Even though many business professionals deem Japan’s business environment to be stiff and rigid, there are foreign entrepreneurs and investors who see great opportunities for their startup ideas despite these obstacles. Where the language barrier and extremely strict business practices make some people see only the unconquerable hurdles, others see precious chances to grow their business.
Since 2010, Japan has been under the startup fever that brought to existence numerous Japan-based tech startups. In addition, foreign entrepreneurs have turned Japan’s cultural peculiarities into highly profitable business opportunities which ushered an era of innovation and also exposed a wide variety of business opportunities.
A perfect example would be the Gengo company started in 2009 by Matthew Romain, a 38-year-old researcher employed at Sony. This Standford University graduate had quite a unique problem. Instead of doing his research, he had to actually translate for his colleagues. Since this was a distraction from what he was supposed to do originally, the situation gave him the inspiration to found his own translation outsourcing business.
Hence, Gengo was born. With 20 000 professional translators employed, this company provides their services across a landscape of 35 languages for large Japanese companies such as Rakuten and Expedia.
Investors Appreciate the Potential
Japanese foreign-born talents for creating and recognizing extremely lucrative business opportunities has now become the main interest of investors. Since such talents have a lot of potential, it’s no wonder that investors are literally pouring into Japan, looking for good opportunities.
With that in mind, the American venture capital company, 500 Startups, organized a business event in March, with the main theme of showcasing the new business landscape of Japan in the light of all the investment opportunities it offers. Their main goal was to locate and target foreign professionals who work at tech companies and financial institutions, all with foreign affiliations.
One of the results of this business event is Zehitomo. Based in Tokyo, this company brings together small business owners and freelancers with potential customers online. The interesting thing about Zehitomo is that it was founded by Jordan Fisher, a 31-year-old American who got the idea after trying to make some interior changes on his recently bought apartment in Tokyo.
First, he had some problems finding a company to do the work. Then it took the hired company a month to estimate their price for performing the necessary manipulations. That’s how he got the idea of starting a service that would bring together a client in need and a company that can tend to that need.

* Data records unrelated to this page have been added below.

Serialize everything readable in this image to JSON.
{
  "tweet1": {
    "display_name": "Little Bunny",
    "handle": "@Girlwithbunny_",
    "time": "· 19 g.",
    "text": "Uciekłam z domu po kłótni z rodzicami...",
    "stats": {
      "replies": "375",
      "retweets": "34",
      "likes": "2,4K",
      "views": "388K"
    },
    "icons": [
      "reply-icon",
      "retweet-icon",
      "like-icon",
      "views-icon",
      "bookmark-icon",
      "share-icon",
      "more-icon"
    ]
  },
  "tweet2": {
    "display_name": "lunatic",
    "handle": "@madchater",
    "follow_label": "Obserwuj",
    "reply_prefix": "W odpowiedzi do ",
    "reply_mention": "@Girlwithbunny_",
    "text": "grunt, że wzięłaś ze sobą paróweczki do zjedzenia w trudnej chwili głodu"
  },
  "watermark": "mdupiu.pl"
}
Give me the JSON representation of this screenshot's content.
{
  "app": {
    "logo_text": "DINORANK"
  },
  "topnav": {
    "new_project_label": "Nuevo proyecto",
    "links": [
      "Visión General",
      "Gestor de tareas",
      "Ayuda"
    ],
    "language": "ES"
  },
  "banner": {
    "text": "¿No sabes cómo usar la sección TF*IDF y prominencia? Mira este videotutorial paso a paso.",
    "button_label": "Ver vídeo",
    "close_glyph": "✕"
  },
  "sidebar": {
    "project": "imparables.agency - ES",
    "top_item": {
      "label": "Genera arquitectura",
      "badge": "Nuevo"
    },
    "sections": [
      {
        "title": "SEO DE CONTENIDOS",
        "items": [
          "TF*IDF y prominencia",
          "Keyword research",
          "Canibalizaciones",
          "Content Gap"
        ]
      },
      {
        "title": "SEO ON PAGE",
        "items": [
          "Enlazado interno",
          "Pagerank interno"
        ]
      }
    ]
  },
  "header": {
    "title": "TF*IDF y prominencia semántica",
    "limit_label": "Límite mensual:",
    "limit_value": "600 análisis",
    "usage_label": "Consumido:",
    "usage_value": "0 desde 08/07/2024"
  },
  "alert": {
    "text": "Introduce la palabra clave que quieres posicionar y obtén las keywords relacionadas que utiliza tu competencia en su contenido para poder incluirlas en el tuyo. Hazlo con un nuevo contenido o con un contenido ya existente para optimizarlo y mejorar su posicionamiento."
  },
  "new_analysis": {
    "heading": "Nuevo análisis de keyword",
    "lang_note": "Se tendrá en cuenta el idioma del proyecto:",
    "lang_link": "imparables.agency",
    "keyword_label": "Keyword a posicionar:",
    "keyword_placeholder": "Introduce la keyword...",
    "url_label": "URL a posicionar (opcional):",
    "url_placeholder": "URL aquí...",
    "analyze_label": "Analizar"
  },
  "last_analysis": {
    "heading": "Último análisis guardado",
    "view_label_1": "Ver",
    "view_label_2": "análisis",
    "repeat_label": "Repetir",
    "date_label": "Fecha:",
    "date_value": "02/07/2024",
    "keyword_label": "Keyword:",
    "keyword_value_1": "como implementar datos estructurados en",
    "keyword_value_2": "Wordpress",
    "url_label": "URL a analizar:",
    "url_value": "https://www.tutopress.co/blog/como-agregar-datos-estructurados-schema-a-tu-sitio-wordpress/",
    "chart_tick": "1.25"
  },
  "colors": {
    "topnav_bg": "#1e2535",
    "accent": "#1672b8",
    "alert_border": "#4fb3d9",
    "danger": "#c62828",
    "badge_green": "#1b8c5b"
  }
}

Another good example of how foreign talents can recognize a great opportunity in Japan is Linc. This company was founded by a Chinese entrepreneur Shiyo Naka and it provides foreign students with employment and education support services. One of their main activities is e-learning and they provide streaming services for e-learning materials for Chinese students in Japan.
It’s safe to say that such an influx of foreign investors and entrepreneurs is constantly improving and refreshing the Japanese business environment while also improving competitiveness. Still, being a startup in Japan isn’t easy, regardless of the potential that this country has.
The Government of Japan strives to support foreign entrepreneurs and show them that they are more than welcome.
The Problems with Starting a Company in Japan
Strict regulations that come with obtaining a business visa and long waiting time are still what keeps many of those who would gladly invest in their Japanese business from actually doing so. People wait up to five months to get a visa and, once they get it, the rules force them to immediately open their offices and hire at least two full-time employees.
If they can’t do that, the other option is to provide proof that they have a capital of 5 million yen and above. Also, you still have to pay the office rent while waiting for a visa. Then, there is another problem with fundraising. Everything a foreign entrepreneur has done business-wise outside of Japan is mostly not recognized.
For example, Jaewoo Chung sold his company in South Korea to come to Japan and start his business anew. Since Japan didn’t acknowledge his capital, it took him more than one year to raise the necessary funds and found the A1 Media Group.
There is still some work to be done regarding all those regulations but the Japanese government makes efforts to support foreign entrepreneurs and show them that they are more than welcome in Japan.
With that in mind, the Japanese government held a seminar in April where a South Korean entrepreneur Kim Dmitriy claimed that he had received a detailed explanation of the complex procedure regarding the steps to start a business. This can be seen as one of the first steps made by the Government of Japan to try and support foreign startups in Japan.
The Government is ready to assist with all the necessary bureaucratic steps regarding startups from social insurance to validating incorporation. Since there are less and less working-age people in Japan the promotion of innovations to drive capital to Japan now also depends on foreigners.
It seems that Japan is now ready to loosen the grip on its strict regulations and finally open its business environment to foreign investors who have recognized the full startup potential that this beautiful country has to offer.
Such collaboration will definitely refresh Japan’s economy, creating even more opportunities for anyone with a good and lucrative startup idea. The examples show that it can be done and that this country is successfully attracting many overseas companies.